» **Listed records**
_ _ _ _

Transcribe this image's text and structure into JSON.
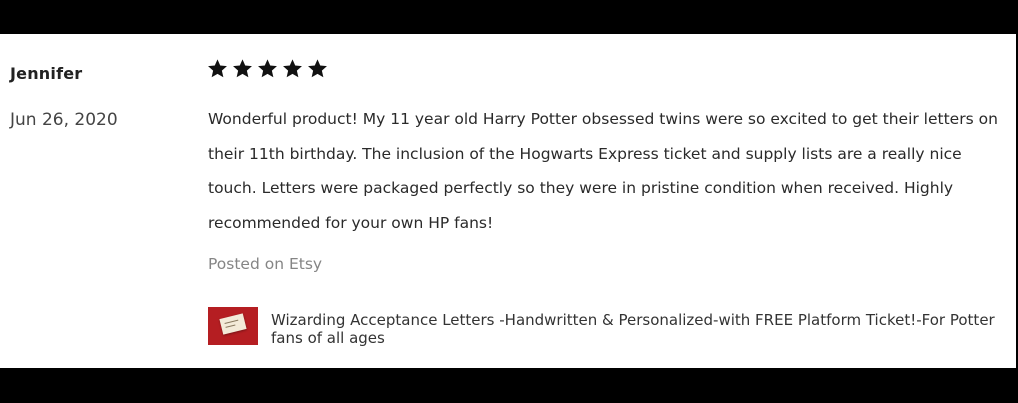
{
  "review": {
    "reviewer_name": "Jennifer",
    "date": "Jun 26, 2020",
    "rating": 5,
    "max_rating": 5,
    "text": "Wonderful product! My 11 year old Harry Potter obsessed twins were so excited to get their letters on their 11th birthday. The inclusion of the Hogwarts Express ticket and supply lists are a really nice touch. Letters were packaged perfectly so they were in pristine condition when received. Highly recommended for your own HP fans!",
    "source": "Posted on Etsy"
  },
  "product": {
    "title": "Wizarding Acceptance Letters -Handwritten & Personalized-with FREE Platform Ticket!-For Potter fans of all ages",
    "thumbnail_icon": "product-thumbnail-image"
  },
  "colors": {
    "background": "#ffffff",
    "frame": "#000000",
    "star": "#111111",
    "muted_text": "#858585",
    "thumbnail_red": "#b51e22"
  }
}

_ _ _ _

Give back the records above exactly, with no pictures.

» **Solution for this task**
Transcribe this image's text and structure into JSON.
{
  "review": {
    "reviewer_name": "Jennifer",
    "date": "Jun 26, 2020",
    "rating": 5,
    "max_rating": 5,
    "text": "Wonderful product! My 11 year old Harry Potter obsessed twins were so excited to get their letters on their 11th birthday. The inclusion of the Hogwarts Express ticket and supply lists are a really nice touch. Letters were packaged perfectly so they were in pristine condition when received. Highly recommended for your own HP fans!",
    "source": "Posted on Etsy"
  },
  "product": {
    "title": "Wizarding Acceptance Letters -Handwritten & Personalized-with FREE Platform Ticket!-For Potter fans of all ages",
    "thumbnail_icon": "product-thumbnail-image"
  },
  "colors": {
    "background": "#ffffff",
    "frame": "#000000",
    "star": "#111111",
    "muted_text": "#858585",
    "thumbnail_red": "#b51e22"
  }
}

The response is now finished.